Lost and Found

Cracked Voices: A song cycle [CD]
Cracked Voices: Poetry and tales from the lost borderlands, Graham Palmer (One Tree Publishing)

‘We are all curators of memory.
We collect and recollect.’

The lost borderlands here are Herefordshire and Cambridgeshire, the stories, poems and songs are stories of ordinary people who somehow aren’t as ordinary as first appears: each has something different about them, something extraordinary. So Palmer’s book features metal detectorists, 17th century witches, fossil hunters, a schizophrenic hermit who met Charles Dickens (he was not impressed), a chimney sweep turned bird-catcher, residents of an ‘invisible’ P.O.W. camp and a fraudulent concert pianist.

These stories, briefly told in the first section of Palmer’s book, are the basis for narrations and poems which form the second half of the book and have been set to music by composer Jenni Pinnock. Two voices weave their songs between simple and spacious clarinet and piano accompaniment, with brief narrative interludes among the songs. I confess I struggle with classical singing, but here the focus is on the narratives of the song, and – to me – there are elements of folk music creeping in around the edges which help this listener enjoy the CD.

This project is an intriguing one. It could be regarded as a kind of rural psychogeography, digging into the everyday traces of the past which have made the area under investigation what it is, or as local history. The blurb on the back of Palmer’s book suggests that readers ‘think of each as a voicemail from the past’, an intriguing idea in itself. Palmer is an acute researcher and ventriloquist, his stories and poems and libretto truly do bring these cracked voices to life; Jenni Pinnock’s compositions take them to another level. This is an unusual and rewarding project, one that evidences and celebrates ordinary people’s extraordinary lives.


Rupert Loydell

The Cracked Voices CD is available from:

The book is available at https://grahampalmer.co.uk/

This entry was posted on in homepage and tagged , . Bookmark the permalink.

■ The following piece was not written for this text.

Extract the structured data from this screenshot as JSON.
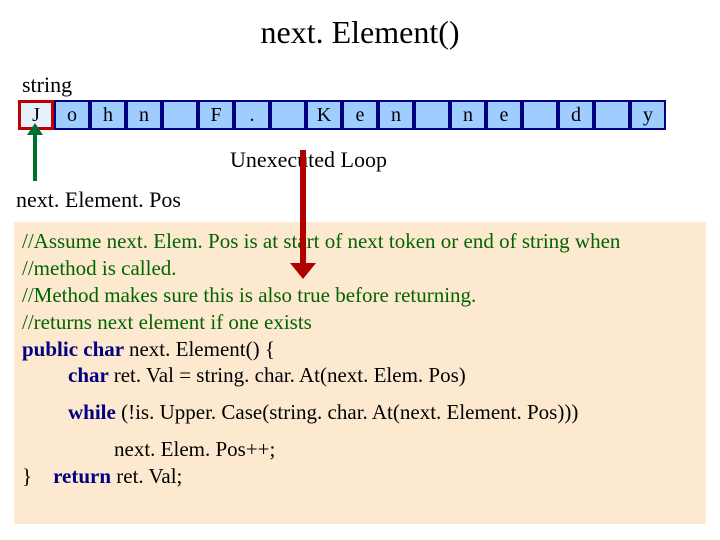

Leave a Reply

Your email address will not be published. Required fields are marked *

This site uses Akismet to reduce spam. Learn how your comment data is processed.